The worst part isn't the weight of his father's disappointment, heavy on his shoulders. It's not the steely, condescending looks the villagers give him. It's not Astrid's guilty, helpless expression.
Their eyes haunt him and Hiccup turns away, readjusting the bag over his shoulder. It's filled with all the belongings and treasures he's collected over the years – his drawings, his research, his weapons. But the thing is, a life can't be put into a bag. A village can't be put into a bag. But it's not that.
It's not the loneliness that settles over him either, as he walks away from his family, his friends, his home. He's been away from the village before, more times than he can count, but this is different. This time, with every step he takes, it feels more final.
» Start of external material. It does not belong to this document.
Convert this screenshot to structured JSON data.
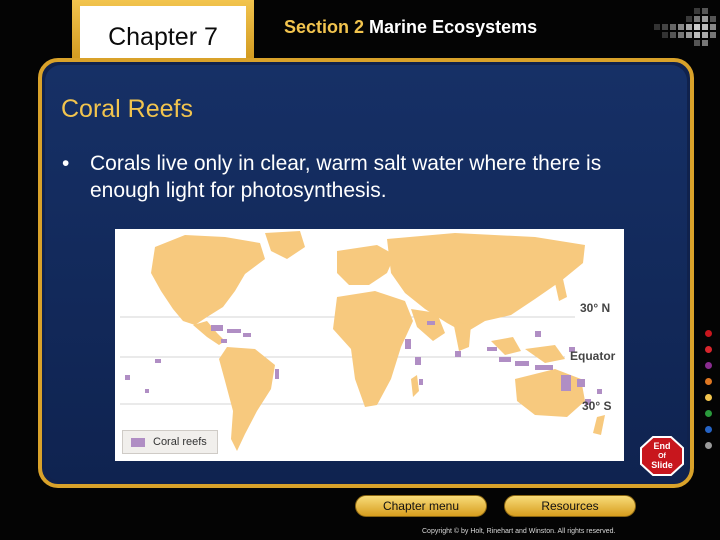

After the first few steps, it's too much to bear, and he runs the rest of the way. Somehow, his feet carry him through the forest, through a path well-trodden by now, into the clearing where his life had changed. The clearing is empty, just like how Hiccup is beginning to feel as the sun begins to set and the forest's quiet sets in– until it's interrupted. And then he doesn't feel empty anymore, not even close. He's so full he feels like he'll burst, because the worst part isn't any of that.
The worst part is the sound. Even from here, even this far from the village, he can hear it. Hiccup listens until he can't take it anymore, and then he curls up into a ball, covering his ears. Still, he can hear it in his mind, replaying over and over again in an endless loop.
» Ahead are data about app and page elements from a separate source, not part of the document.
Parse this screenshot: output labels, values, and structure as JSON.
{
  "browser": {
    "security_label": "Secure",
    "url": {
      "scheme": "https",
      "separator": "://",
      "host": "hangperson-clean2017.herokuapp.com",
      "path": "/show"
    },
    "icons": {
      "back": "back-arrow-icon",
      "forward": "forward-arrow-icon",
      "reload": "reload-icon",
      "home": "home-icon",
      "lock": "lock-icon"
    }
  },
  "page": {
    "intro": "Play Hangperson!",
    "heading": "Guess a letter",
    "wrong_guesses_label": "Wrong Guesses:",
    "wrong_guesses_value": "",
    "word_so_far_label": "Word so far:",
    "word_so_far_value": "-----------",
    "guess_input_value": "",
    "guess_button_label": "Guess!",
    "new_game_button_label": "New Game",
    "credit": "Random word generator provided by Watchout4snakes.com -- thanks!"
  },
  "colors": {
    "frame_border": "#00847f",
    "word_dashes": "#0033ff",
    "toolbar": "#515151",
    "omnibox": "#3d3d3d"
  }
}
In the distance a dragon slowly dies, its cries echoing in the night.